Sway bars, or stabilizer bars are one of the most popular upgrades for suspension and there is very good reason for that. Today we are going to discuss why they are one of the most beneficial upgrades you can do and we will also help you decide which setup is the best for you and your driving style.
One of the most common questions we get is “Which sway bars are the best?” That is an open ended question because one is not ‘better’ than another, but there are some very distinctive differences depending on what sizes you use and how the front compares to the rear.
The sway bar’s purpose is to keep both wheels (left & right) at the same level, which reduces body roll and keeps your car from being sloppy in the corners. When you see a car lifting a wheel on the track in a corner that is generally the sway bar trying to equalize the force on both sides of the suspension. The outside wheel is forced up in the fender and the sway bar brings the inside wheel up into the fender as well; hence inside wheel lift.
Subarus come from the factory with a larger front sway bar than rear and that creates a fair amount of understeer, which is generally not desired for a sharp and responsive ride. Understeer will make the car feel like it is pushing the front end to the outside of the corner, whereas oversteer will bring the back end out and point the front end to the inside of the corner.
The most common setups for Subarus are either matching sizes front and rear or having the front bar one size bigger than the rear. Matching your front and rear bars will make the car feel neutral in the corners with a little bias towards oversteer. Having a slightly larger bar in the front will retain a lot of the stock handling characteristics and some people prefer that, but I personally like my AWD cars to be somewhat tail happy with a fair amount of oversteer. You can debate back and forth which setup is better and why, but at the end of the day it comes down to personal preference and nobody is right or wrong.
If you like how your Subaru handles from the factory, but want it to stay flatter in the corners, then stay with an understeer setup and use a slightly larger bar in the front than the rear. If you are not sure whether you prefer oversteer or understeer, then adjustable sway bars of the same size for both front and rear will probably be best for you. The adjustments won’t make your 22mm sway bar a 24mm or vice versa, but you can adjust the tension of the sway bar so your 22mm will perform like a bigger or smaller sway bar.
Whether you know how you want your car to handle or not I recommend adjustable sway bars so you can fine tune your handling to best suit your driving style. You can make the adjustment by changing where your endlink connects to the sway bar and the closest hole to the bar itself will be the stiffest setting.
Stiff setting shown above. This is not a Subaru and is just for reference to show the soft/stiff setting holes.
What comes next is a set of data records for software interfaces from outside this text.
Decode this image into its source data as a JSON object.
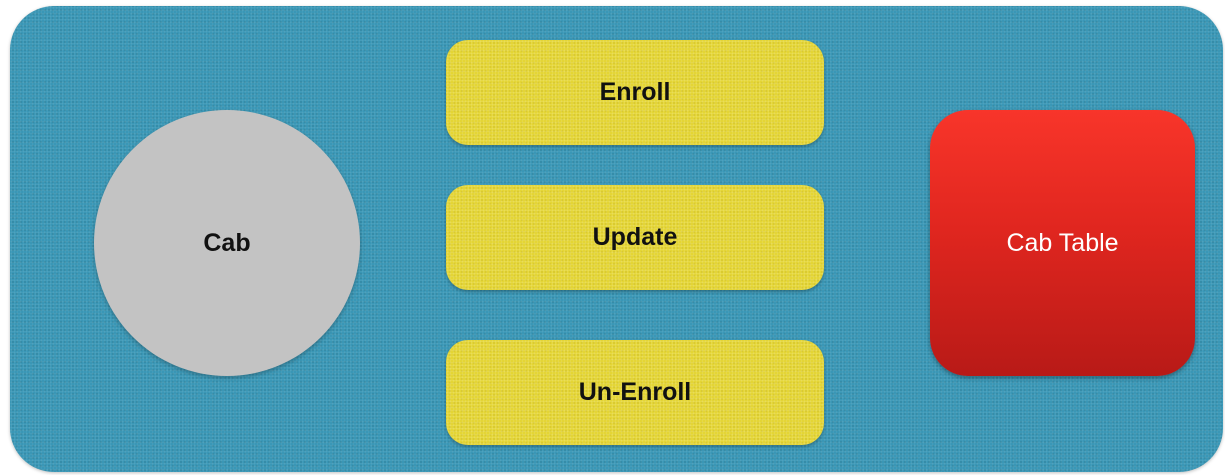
{
  "actor": {
    "label": "Cab"
  },
  "actions": [
    {
      "label": "Enroll"
    },
    {
      "label": "Update"
    },
    {
      "label": "Un-Enroll"
    }
  ],
  "target": {
    "label": "Cab Table"
  },
  "colors": {
    "panel": "#3a97b6",
    "actor": "#c3c3c3",
    "action": "#e4d535",
    "target": "#e0261f"
  }
}
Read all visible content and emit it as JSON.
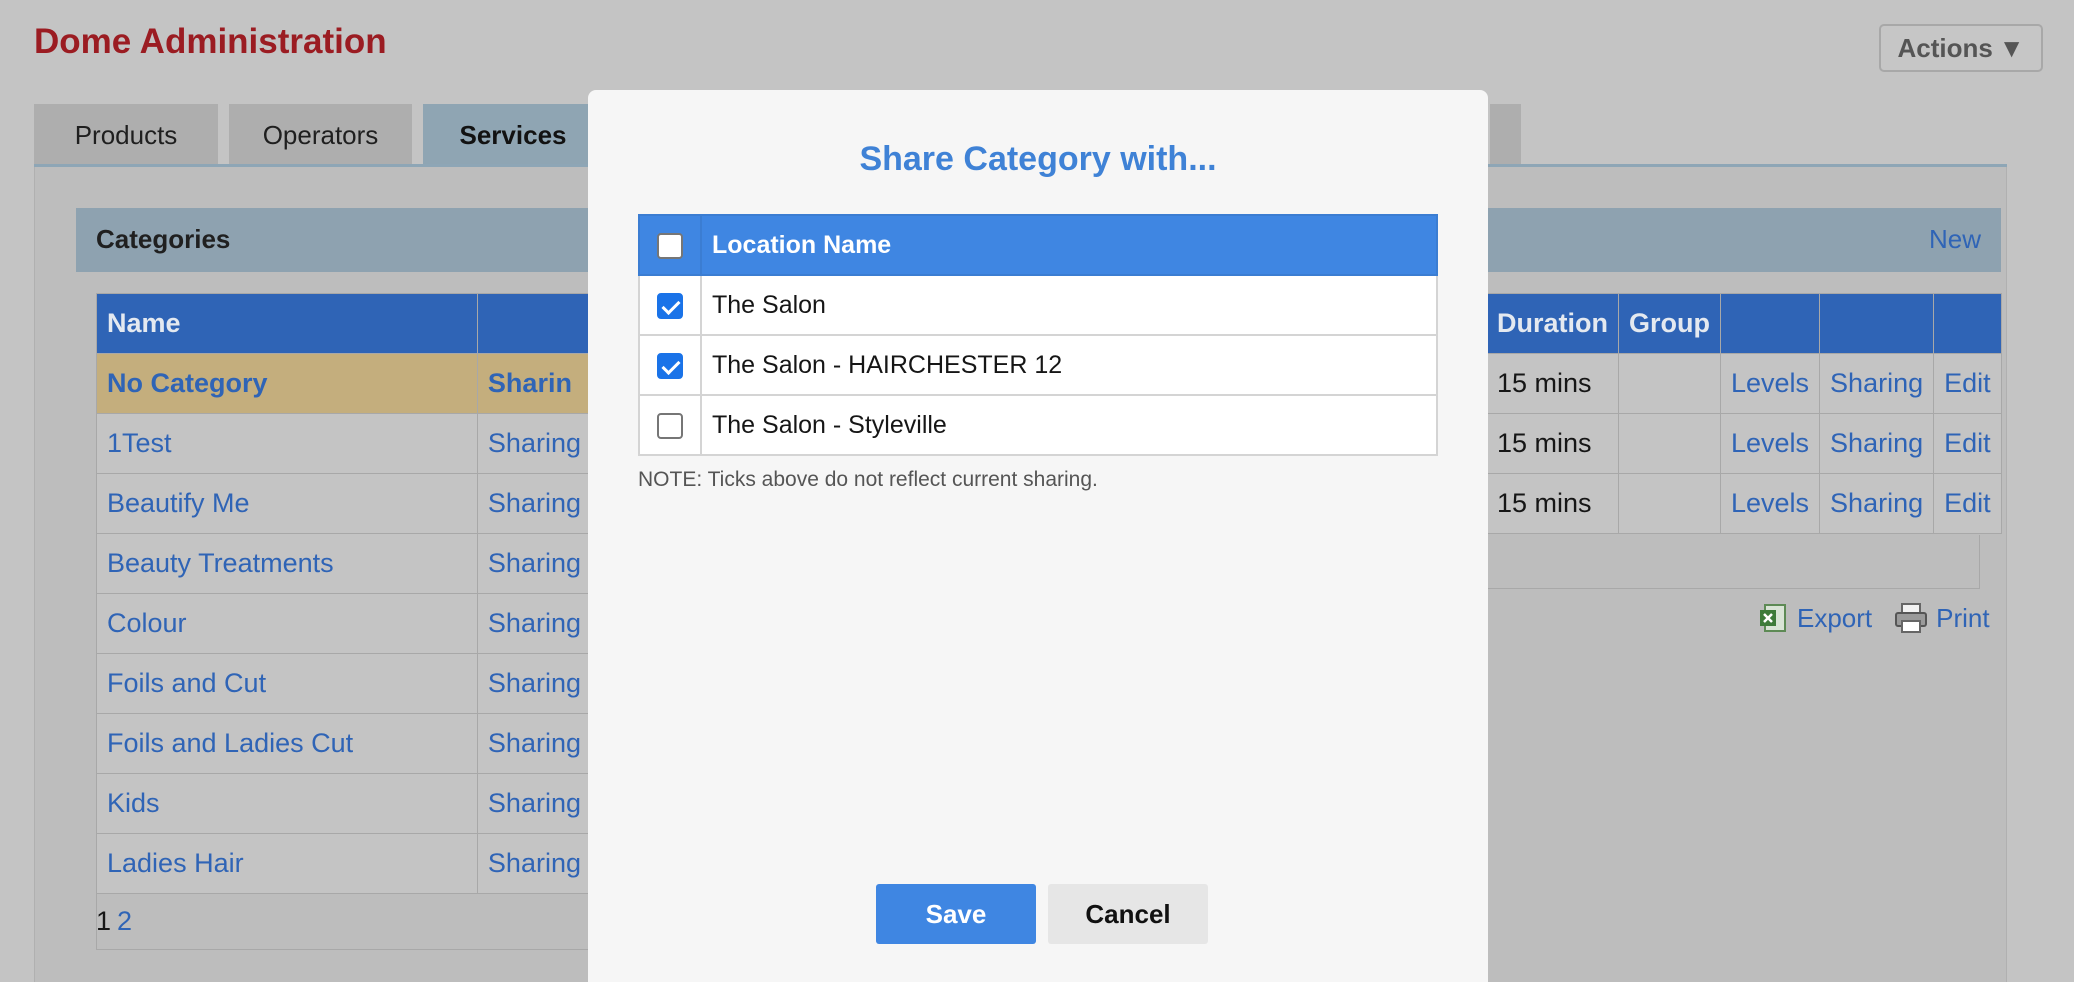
{
  "app": {
    "title": "Dome Administration",
    "actions_label": "Actions",
    "actions_arrow": "▼"
  },
  "tabs": [
    {
      "label": "Products"
    },
    {
      "label": "Operators"
    },
    {
      "label": "Services",
      "active": true
    }
  ],
  "categories": {
    "title": "Categories",
    "new_label": "New",
    "columns": {
      "name": "Name"
    },
    "rows": [
      {
        "name": "No Category",
        "sharing": "Sharin",
        "highlight": true
      },
      {
        "name": "1Test",
        "sharing": "Sharing"
      },
      {
        "name": "Beautify Me",
        "sharing": "Sharing"
      },
      {
        "name": "Beauty Treatments",
        "sharing": "Sharing"
      },
      {
        "name": "Colour",
        "sharing": "Sharing"
      },
      {
        "name": "Foils and Cut",
        "sharing": "Sharing"
      },
      {
        "name": "Foils and Ladies Cut",
        "sharing": "Sharing"
      },
      {
        "name": "Kids",
        "sharing": "Sharing"
      },
      {
        "name": "Ladies Hair",
        "sharing": "Sharing"
      }
    ],
    "pager": {
      "current": "1",
      "next": "2"
    }
  },
  "services": {
    "columns": {
      "duration": "Duration",
      "group": "Group"
    },
    "rows": [
      {
        "duration": "15 mins",
        "levels": "Levels",
        "sharing": "Sharing",
        "edit": "Edit"
      },
      {
        "duration": "15 mins",
        "levels": "Levels",
        "sharing": "Sharing",
        "edit": "Edit"
      },
      {
        "duration": "15 mins",
        "levels": "Levels",
        "sharing": "Sharing",
        "edit": "Edit"
      }
    ],
    "export_label": "Export",
    "print_label": "Print"
  },
  "modal": {
    "title": "Share Category with...",
    "column_header": "Location Name",
    "locations": [
      {
        "name": "The Salon",
        "checked": true
      },
      {
        "name": "The Salon - HAIRCHESTER 12",
        "checked": true
      },
      {
        "name": "The Salon - Styleville",
        "checked": false
      }
    ],
    "note": "NOTE: Ticks above do not reflect current sharing.",
    "save_label": "Save",
    "cancel_label": "Cancel"
  },
  "colors": {
    "brand_red": "#9b1c22",
    "link_blue": "#2f64b6",
    "modal_accent": "#3f86e2"
  }
}
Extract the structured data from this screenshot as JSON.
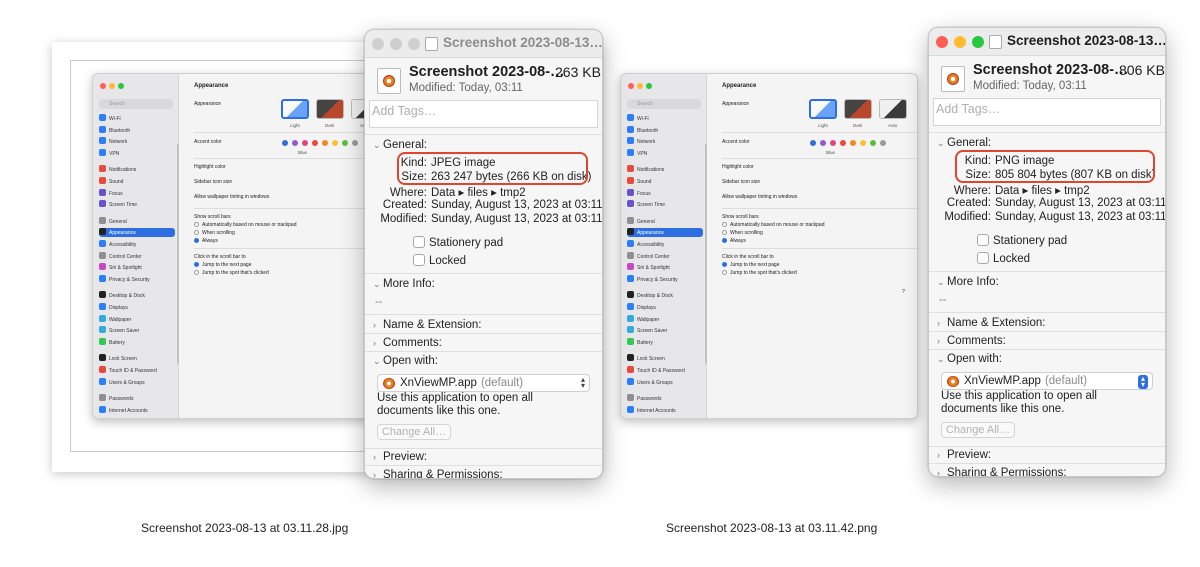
{
  "left": {
    "caption": "Screenshot 2023-08-13 at 03.11.28.jpg",
    "info": {
      "title": "Screenshot 2023-08-13…",
      "name": "Screenshot 2023-08-…",
      "size": "263 KB",
      "modified": "Modified: Today, 03:11",
      "tags_placeholder": "Add Tags…",
      "general": "General:",
      "kind_k": "Kind:",
      "kind_v": "JPEG image",
      "size_k": "Size:",
      "size_v": "263 247 bytes (266 KB on disk)",
      "where_k": "Where:",
      "where_v": "Data ▸ files ▸ tmp2",
      "created_k": "Created:",
      "created_v": "Sunday, August 13, 2023 at 03:11",
      "modified_k": "Modified:",
      "modified_v": "Sunday, August 13, 2023 at 03:11",
      "stationery": "Stationery pad",
      "locked": "Locked",
      "more_info": "More Info:",
      "more_info_v": "--",
      "name_ext": "Name & Extension:",
      "comments": "Comments:",
      "open_with": "Open with:",
      "app": "XnViewMP.app",
      "app_default": "(default)",
      "open_desc": "Use this application to open all documents like this one.",
      "change_all": "Change All…",
      "preview": "Preview:",
      "sharing": "Sharing & Permissions:"
    }
  },
  "right": {
    "caption": "Screenshot 2023-08-13 at 03.11.42.png",
    "info": {
      "title": "Screenshot 2023-08-13…",
      "name": "Screenshot 2023-08-…",
      "size": "806 KB",
      "modified": "Modified: Today, 03:11",
      "tags_placeholder": "Add Tags…",
      "general": "General:",
      "kind_k": "Kind:",
      "kind_v": "PNG image",
      "size_k": "Size:",
      "size_v": "805 804 bytes (807 KB on disk)",
      "where_k": "Where:",
      "where_v": "Data ▸ files ▸ tmp2",
      "created_k": "Created:",
      "created_v": "Sunday, August 13, 2023 at 03:11",
      "modified_k": "Modified:",
      "modified_v": "Sunday, August 13, 2023 at 03:11",
      "stationery": "Stationery pad",
      "locked": "Locked",
      "more_info": "More Info:",
      "more_info_v": "--",
      "name_ext": "Name & Extension:",
      "comments": "Comments:",
      "open_with": "Open with:",
      "app": "XnViewMP.app",
      "app_default": "(default)",
      "open_desc": "Use this application to open all documents like this one.",
      "change_all": "Change All…",
      "preview": "Preview:",
      "sharing": "Sharing & Permissions:"
    }
  },
  "mini": {
    "search": "Search",
    "sidebar": [
      "Wi-Fi",
      "Bluetooth",
      "Network",
      "VPN",
      "Notifications",
      "Sound",
      "Focus",
      "Screen Time",
      "General",
      "Appearance",
      "Accessibility",
      "Control Center",
      "Siri & Spotlight",
      "Privacy & Security",
      "Desktop & Dock",
      "Displays",
      "Wallpaper",
      "Screen Saver",
      "Battery",
      "Lock Screen",
      "Touch ID & Password",
      "Users & Groups",
      "Passwords",
      "Internet Accounts"
    ],
    "title": "Appearance",
    "appearance": "Appearance",
    "light": "Light",
    "dark": "Dark",
    "auto": "Auto",
    "accent": "Accent color",
    "blue": "Blue",
    "highlight": "Highlight color",
    "highlight_v": "Blue",
    "sidebar_icon": "Sidebar icon size",
    "sidebar_icon_v": "Medium",
    "tinting": "Allow wallpaper tinting in windows",
    "show_scroll": "Show scroll bars",
    "auto_scroll": "Automatically based on mouse or trackpad",
    "when_scroll": "When scrolling",
    "always": "Always",
    "click_scroll": "Click in the scroll bar to",
    "jump_next": "Jump to the next page",
    "jump_spot": "Jump to the spot that's clicked",
    "help": "?"
  },
  "colors": {
    "highlight_ring": "#e0452e",
    "accent": "#2d6fe0",
    "traffic": [
      "#ff5f57",
      "#febc2e",
      "#28c840"
    ]
  }
}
Some people prefer to not have any adjustments because they can’t decide exactly what they like, and there is no shame in bolting on non-adjustable bars and enjoying them for what they are right out of the box. I’m the type that likes to tinker with settings until they are perfect, but sometimes it is not worth the extra time to find out that your fine tuning just made things worse and you get to do it all over again.
There is a lot more to sway bars than we have covered so far, but you should now get the gist of what they are, what they do and why you should have them. We will save the more technical side such as hollow versus solid for another day.
If there is one thing that I want you to take from this article, it is one sway bar setup is not better than another because one person’s preference could be the complete opposite of another. Just because your buddy is running a bigger bar in the front that does not mean his setup is better than your matching front and rear bars, but they might try to convince you otherwise. We could go on and on about how you could setup your sway bars, but the best way is to find out for yourself.